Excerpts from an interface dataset
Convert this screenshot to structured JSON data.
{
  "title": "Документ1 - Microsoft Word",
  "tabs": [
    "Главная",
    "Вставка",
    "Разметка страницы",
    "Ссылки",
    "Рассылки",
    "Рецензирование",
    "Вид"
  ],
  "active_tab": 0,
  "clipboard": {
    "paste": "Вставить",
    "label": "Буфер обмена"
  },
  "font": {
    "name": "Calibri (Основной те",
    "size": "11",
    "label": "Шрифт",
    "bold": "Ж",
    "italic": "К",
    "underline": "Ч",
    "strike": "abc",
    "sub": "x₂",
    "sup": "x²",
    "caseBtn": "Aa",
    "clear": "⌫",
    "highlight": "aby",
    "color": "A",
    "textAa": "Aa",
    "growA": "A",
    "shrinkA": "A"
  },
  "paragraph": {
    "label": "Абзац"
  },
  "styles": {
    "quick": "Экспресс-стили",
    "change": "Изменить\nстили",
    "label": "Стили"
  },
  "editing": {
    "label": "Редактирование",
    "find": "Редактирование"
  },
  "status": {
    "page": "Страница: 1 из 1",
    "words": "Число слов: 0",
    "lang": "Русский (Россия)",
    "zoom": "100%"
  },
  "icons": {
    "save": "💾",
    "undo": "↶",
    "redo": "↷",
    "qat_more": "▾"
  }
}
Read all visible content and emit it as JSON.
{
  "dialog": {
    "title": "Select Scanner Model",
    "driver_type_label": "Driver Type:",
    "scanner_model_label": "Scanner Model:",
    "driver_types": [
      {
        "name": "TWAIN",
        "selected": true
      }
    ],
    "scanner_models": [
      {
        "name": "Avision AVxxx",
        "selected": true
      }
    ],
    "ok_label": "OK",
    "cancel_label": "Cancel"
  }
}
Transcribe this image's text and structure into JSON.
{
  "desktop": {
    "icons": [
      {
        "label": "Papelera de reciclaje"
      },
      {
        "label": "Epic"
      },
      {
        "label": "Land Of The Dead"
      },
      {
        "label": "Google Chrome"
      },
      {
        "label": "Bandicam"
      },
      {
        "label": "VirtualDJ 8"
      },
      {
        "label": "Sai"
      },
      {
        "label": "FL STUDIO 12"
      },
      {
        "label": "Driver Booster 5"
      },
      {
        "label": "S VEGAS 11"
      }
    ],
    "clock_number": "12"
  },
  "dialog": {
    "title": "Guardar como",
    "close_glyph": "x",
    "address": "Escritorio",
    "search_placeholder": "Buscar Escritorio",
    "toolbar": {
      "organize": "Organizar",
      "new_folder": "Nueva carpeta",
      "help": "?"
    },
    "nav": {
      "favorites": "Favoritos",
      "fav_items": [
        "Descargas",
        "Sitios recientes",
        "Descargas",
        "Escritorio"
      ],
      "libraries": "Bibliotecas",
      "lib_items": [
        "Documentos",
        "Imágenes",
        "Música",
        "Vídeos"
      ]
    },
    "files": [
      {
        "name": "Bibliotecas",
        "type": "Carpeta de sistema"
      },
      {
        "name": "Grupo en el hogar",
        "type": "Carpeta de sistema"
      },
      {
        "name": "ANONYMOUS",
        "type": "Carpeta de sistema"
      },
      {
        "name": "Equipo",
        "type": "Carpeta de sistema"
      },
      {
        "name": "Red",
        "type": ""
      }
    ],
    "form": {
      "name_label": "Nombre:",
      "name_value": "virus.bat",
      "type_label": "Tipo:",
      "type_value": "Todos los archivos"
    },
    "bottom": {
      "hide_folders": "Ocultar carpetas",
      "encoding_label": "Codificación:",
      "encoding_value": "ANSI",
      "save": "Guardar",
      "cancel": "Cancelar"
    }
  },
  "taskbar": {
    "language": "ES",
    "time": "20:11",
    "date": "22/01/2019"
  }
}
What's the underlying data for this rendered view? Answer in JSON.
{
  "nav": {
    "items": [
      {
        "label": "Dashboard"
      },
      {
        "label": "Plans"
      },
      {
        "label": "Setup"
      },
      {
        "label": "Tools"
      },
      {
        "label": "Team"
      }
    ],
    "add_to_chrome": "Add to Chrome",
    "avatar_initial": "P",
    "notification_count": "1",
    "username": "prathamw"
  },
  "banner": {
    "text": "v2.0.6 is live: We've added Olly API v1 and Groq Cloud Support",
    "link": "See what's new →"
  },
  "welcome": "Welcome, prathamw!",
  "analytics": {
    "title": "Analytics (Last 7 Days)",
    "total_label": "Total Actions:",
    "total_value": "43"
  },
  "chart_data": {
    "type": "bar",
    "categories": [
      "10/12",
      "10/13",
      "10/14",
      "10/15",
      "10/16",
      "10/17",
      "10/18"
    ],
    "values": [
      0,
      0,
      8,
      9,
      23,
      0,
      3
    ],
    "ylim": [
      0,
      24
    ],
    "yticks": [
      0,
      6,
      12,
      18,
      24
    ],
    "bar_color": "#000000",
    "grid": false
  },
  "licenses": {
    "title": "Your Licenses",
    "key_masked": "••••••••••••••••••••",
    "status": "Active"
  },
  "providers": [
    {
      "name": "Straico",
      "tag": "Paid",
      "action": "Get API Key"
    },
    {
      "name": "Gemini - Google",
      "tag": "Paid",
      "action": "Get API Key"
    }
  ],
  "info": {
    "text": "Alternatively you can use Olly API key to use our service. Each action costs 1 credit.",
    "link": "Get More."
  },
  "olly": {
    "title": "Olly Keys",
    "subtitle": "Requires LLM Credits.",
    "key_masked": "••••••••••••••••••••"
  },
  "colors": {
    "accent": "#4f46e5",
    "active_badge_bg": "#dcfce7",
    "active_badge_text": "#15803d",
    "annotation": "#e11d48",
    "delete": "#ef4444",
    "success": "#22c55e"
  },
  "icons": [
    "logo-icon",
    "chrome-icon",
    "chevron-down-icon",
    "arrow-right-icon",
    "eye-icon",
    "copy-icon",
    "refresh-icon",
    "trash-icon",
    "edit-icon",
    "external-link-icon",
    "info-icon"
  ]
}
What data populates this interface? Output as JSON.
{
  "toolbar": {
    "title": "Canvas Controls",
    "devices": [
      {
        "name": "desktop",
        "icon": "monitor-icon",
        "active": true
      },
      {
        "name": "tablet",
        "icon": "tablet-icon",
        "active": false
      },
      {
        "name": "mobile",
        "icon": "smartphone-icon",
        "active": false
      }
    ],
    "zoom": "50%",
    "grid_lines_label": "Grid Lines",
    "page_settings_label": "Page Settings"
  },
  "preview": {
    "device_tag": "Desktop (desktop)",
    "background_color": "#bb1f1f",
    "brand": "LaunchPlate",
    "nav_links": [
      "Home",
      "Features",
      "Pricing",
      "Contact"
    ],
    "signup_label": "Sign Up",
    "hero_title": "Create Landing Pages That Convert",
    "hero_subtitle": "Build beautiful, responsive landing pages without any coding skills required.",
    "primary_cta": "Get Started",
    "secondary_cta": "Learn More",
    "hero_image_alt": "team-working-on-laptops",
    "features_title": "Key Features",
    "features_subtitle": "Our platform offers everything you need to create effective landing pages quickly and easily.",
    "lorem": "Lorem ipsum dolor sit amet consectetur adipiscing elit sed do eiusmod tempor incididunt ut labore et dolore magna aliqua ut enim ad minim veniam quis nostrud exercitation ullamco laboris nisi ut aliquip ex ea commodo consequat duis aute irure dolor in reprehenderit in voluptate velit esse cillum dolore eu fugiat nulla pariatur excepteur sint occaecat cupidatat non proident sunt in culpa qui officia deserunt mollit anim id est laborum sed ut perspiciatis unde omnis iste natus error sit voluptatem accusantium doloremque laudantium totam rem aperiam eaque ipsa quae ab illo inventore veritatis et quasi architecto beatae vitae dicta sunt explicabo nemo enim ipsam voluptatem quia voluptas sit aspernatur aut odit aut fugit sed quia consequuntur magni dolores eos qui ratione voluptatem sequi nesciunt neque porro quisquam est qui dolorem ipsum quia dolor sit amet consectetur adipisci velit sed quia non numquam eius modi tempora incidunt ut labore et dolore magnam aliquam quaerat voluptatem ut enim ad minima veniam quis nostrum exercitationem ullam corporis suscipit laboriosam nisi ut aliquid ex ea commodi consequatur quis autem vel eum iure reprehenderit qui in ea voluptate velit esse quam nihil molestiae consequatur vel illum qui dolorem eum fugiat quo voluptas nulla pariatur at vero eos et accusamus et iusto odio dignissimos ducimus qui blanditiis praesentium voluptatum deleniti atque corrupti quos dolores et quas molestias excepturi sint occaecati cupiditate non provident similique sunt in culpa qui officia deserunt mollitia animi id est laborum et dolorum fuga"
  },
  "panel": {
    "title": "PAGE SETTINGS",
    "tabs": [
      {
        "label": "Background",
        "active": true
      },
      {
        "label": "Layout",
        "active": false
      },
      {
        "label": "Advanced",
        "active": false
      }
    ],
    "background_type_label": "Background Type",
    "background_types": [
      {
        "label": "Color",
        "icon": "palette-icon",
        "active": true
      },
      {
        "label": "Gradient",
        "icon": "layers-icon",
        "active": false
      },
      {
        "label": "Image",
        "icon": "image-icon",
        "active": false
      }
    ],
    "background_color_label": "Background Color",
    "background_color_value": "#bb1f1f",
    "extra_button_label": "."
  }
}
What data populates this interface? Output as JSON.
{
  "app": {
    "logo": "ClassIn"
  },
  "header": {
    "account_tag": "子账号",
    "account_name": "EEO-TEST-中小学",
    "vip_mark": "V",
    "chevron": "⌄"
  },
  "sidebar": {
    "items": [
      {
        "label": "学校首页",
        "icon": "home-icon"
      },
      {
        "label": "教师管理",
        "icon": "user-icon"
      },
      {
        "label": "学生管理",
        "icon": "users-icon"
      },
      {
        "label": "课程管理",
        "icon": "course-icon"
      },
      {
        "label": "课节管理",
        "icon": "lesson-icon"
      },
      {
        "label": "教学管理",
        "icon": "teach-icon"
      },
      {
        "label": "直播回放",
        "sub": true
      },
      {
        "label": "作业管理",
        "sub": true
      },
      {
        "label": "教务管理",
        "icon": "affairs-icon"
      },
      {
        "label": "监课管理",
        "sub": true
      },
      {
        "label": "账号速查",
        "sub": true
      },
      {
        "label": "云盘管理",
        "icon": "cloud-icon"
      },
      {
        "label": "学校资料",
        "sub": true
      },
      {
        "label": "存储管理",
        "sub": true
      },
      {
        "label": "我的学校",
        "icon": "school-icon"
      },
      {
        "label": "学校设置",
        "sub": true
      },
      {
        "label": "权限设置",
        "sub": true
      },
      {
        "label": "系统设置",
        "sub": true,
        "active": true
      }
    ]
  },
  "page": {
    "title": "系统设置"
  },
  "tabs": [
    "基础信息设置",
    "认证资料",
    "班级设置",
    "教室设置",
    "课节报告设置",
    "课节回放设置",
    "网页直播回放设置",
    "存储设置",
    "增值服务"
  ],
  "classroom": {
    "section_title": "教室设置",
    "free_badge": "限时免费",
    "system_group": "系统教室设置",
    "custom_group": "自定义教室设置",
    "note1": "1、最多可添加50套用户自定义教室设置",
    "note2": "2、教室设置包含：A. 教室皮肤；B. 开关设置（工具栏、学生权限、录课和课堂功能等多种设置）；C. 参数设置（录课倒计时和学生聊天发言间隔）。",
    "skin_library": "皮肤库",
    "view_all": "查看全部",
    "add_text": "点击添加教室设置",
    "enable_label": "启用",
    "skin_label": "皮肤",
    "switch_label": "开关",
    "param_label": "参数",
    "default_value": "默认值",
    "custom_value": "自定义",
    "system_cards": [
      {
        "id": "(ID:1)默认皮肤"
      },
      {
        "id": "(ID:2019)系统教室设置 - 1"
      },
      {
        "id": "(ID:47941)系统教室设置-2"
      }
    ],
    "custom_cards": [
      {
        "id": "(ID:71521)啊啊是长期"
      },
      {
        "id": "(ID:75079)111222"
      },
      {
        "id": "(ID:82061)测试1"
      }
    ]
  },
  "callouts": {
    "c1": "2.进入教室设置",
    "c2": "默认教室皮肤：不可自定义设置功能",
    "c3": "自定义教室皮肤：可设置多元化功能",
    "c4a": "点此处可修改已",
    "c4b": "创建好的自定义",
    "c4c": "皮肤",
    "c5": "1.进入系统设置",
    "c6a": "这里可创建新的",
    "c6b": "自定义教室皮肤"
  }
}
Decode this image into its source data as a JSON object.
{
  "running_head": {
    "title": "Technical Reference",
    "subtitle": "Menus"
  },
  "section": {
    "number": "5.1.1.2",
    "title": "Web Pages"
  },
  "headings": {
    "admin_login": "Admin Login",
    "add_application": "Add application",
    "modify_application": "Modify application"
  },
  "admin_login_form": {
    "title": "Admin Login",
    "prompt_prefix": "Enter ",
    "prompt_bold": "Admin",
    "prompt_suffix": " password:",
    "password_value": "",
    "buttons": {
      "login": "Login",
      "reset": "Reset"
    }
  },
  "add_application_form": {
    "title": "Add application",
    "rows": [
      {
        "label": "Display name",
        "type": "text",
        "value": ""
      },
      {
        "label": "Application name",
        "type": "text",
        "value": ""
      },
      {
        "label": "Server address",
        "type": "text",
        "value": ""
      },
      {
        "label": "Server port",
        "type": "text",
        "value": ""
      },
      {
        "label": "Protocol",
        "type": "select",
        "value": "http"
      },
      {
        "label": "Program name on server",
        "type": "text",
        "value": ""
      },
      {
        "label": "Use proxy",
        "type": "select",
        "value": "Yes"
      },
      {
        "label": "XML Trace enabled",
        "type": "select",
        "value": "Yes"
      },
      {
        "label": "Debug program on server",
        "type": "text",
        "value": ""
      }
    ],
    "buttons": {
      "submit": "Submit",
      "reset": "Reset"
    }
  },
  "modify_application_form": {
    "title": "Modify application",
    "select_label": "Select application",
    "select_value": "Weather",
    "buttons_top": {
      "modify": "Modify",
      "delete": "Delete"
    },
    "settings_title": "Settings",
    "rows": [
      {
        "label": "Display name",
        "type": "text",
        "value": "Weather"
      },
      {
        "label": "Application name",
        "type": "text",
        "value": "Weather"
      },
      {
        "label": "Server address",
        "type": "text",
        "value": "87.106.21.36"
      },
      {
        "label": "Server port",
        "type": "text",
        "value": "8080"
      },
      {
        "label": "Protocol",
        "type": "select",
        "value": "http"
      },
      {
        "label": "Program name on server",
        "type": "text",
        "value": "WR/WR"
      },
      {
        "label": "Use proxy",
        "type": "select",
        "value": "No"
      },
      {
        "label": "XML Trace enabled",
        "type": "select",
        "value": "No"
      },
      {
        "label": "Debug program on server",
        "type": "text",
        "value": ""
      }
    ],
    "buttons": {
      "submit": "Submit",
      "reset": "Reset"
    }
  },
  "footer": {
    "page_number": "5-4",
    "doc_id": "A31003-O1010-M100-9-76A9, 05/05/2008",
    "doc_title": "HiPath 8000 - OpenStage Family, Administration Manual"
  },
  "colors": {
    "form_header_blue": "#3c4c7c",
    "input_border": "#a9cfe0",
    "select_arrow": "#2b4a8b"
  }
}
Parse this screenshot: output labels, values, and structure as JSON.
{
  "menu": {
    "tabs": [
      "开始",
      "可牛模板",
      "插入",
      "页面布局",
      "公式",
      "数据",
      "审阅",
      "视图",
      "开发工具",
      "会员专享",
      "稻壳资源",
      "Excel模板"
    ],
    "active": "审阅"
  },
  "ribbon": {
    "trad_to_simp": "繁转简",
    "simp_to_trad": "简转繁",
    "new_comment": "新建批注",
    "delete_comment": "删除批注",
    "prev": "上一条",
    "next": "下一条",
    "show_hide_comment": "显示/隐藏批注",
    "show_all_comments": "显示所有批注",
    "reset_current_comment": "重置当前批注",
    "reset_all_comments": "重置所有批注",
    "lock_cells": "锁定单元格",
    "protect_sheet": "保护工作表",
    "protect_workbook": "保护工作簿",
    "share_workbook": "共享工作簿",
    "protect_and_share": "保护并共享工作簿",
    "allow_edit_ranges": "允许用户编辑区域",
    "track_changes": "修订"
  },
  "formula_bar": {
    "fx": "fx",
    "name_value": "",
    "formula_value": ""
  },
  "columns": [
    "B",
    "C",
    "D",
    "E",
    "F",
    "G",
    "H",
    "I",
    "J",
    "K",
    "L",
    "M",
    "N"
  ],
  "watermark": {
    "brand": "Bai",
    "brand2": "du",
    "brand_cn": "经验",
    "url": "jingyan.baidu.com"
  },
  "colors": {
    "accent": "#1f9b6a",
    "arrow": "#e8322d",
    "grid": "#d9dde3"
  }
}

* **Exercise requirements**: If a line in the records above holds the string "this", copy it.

* **Output of the exercise**:
Convert this screenshot to structured JSON data.
Transcribe this image's text and structure into JSON.
What's the underlying data for this rendered view? Answer in JSON.
What data populates this interface? Output as JSON.
What data populates this interface? Output as JSON.
Decode this image into its source data as a JSON object.
Parse this screenshot: output labels, values, and structure as JSON.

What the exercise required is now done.